**TASK INSTRUCTIONS**:
Nothing but the text of the listing, repeated exactly, belongs in the answer; leave the images out.

**RECORDS SUPPLIED**:
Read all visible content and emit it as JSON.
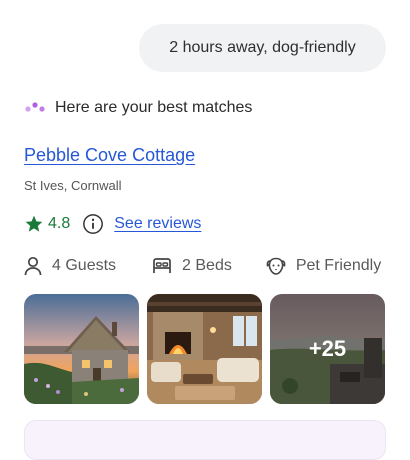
{
  "chat": {
    "user_message": "2 hours away, dog-friendly",
    "assistant_intro": "Here are your best matches"
  },
  "listing": {
    "title": "Pebble Cove Cottage",
    "location": "St Ives, Cornwall",
    "rating": "4.8",
    "reviews_link": "See reviews",
    "amenities": {
      "guests": "4 Guests",
      "beds": "2 Beds",
      "pets": "Pet Friendly"
    },
    "photos": [
      {
        "name": "cottage-exterior-photo"
      },
      {
        "name": "living-room-photo"
      },
      {
        "name": "coastal-terrace-photo"
      }
    ],
    "more_photos_label": "+25"
  },
  "colors": {
    "link": "#2557d6",
    "rating_green": "#1a7a3a",
    "bubble_bg": "#f1f2f4",
    "dots_purple": "#b15fe0"
  }
}
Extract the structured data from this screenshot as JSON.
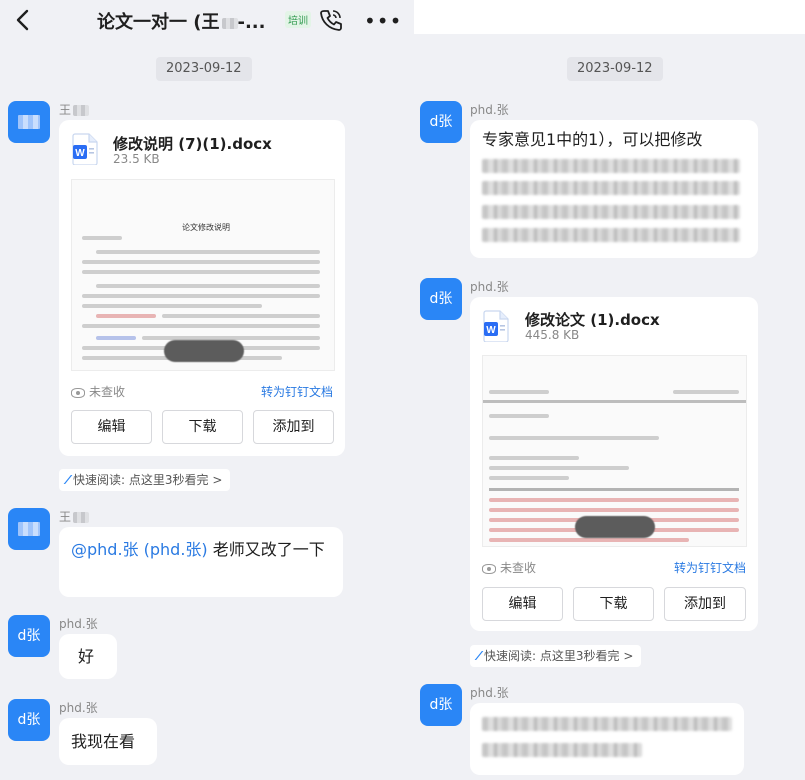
{
  "header": {
    "title": "论文一对一 (王",
    "title_suffix": "-...",
    "tag": "培训",
    "more": "•••"
  },
  "left": {
    "date": "2023-09-12",
    "msg1": {
      "sender": "王",
      "file_name": "修改说明 (7)(1).docx",
      "file_size": "23.5 KB",
      "preview_title": "论文修改说明",
      "status": "未查收",
      "convert": "转为钉钉文档",
      "buttons": [
        "编辑",
        "下载",
        "添加到"
      ]
    },
    "quick_read": "快速阅读: 点这里3秒看完 >",
    "msg2": {
      "sender": "王",
      "mention": "@phd.张 (phd.张)",
      "text": " 老师又改了一下"
    },
    "msg3": {
      "avatar": "d张",
      "sender": "phd.张",
      "text": "好"
    },
    "msg4": {
      "avatar": "d张",
      "sender": "phd.张",
      "text": "我现在看"
    }
  },
  "right": {
    "date": "2023-09-12",
    "msg1": {
      "avatar": "d张",
      "sender": "phd.张",
      "text_first_line": "专家意见1中的1），可以把修改"
    },
    "msg2": {
      "avatar": "d张",
      "sender": "phd.张",
      "file_name": "修改论文 (1).docx",
      "file_size": "445.8 KB",
      "status": "未查收",
      "convert": "转为钉钉文档",
      "buttons": [
        "编辑",
        "下载",
        "添加到"
      ]
    },
    "quick_read": "快速阅读: 点这里3秒看完 >",
    "msg3": {
      "avatar": "d张",
      "sender": "phd.张"
    }
  }
}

**SOLUTION FOR THIS TASK**:
Read all visible content and emit it as JSON.
{
  "chat": {
    "user_message": "2 hours away, dog-friendly",
    "assistant_intro": "Here are your best matches"
  },
  "listing": {
    "title": "Pebble Cove Cottage",
    "location": "St Ives, Cornwall",
    "rating": "4.8",
    "reviews_link": "See reviews",
    "amenities": {
      "guests": "4 Guests",
      "beds": "2 Beds",
      "pets": "Pet Friendly"
    },
    "photos": [
      {
        "name": "cottage-exterior-photo"
      },
      {
        "name": "living-room-photo"
      },
      {
        "name": "coastal-terrace-photo"
      }
    ],
    "more_photos_label": "+25"
  },
  "colors": {
    "link": "#2557d6",
    "rating_green": "#1a7a3a",
    "bubble_bg": "#f1f2f4",
    "dots_purple": "#b15fe0"
  }
}
Extract the structured data from this screenshot as JSON.
{
  "header": {
    "title": "论文一对一 (王",
    "title_suffix": "-...",
    "tag": "培训",
    "more": "•••"
  },
  "left": {
    "date": "2023-09-12",
    "msg1": {
      "sender": "王",
      "file_name": "修改说明 (7)(1).docx",
      "file_size": "23.5 KB",
      "preview_title": "论文修改说明",
      "status": "未查收",
      "convert": "转为钉钉文档",
      "buttons": [
        "编辑",
        "下载",
        "添加到"
      ]
    },
    "quick_read": "快速阅读: 点这里3秒看完 >",
    "msg2": {
      "sender": "王",
      "mention": "@phd.张 (phd.张)",
      "text": " 老师又改了一下"
    },
    "msg3": {
      "avatar": "d张",
      "sender": "phd.张",
      "text": "好"
    },
    "msg4": {
      "avatar": "d张",
      "sender": "phd.张",
      "text": "我现在看"
    }
  },
  "right": {
    "date": "2023-09-12",
    "msg1": {
      "avatar": "d张",
      "sender": "phd.张",
      "text_first_line": "专家意见1中的1），可以把修改"
    },
    "msg2": {
      "avatar": "d张",
      "sender": "phd.张",
      "file_name": "修改论文 (1).docx",
      "file_size": "445.8 KB",
      "status": "未查收",
      "convert": "转为钉钉文档",
      "buttons": [
        "编辑",
        "下载",
        "添加到"
      ]
    },
    "quick_read": "快速阅读: 点这里3秒看完 >",
    "msg3": {
      "avatar": "d张",
      "sender": "phd.张"
    }
  }
}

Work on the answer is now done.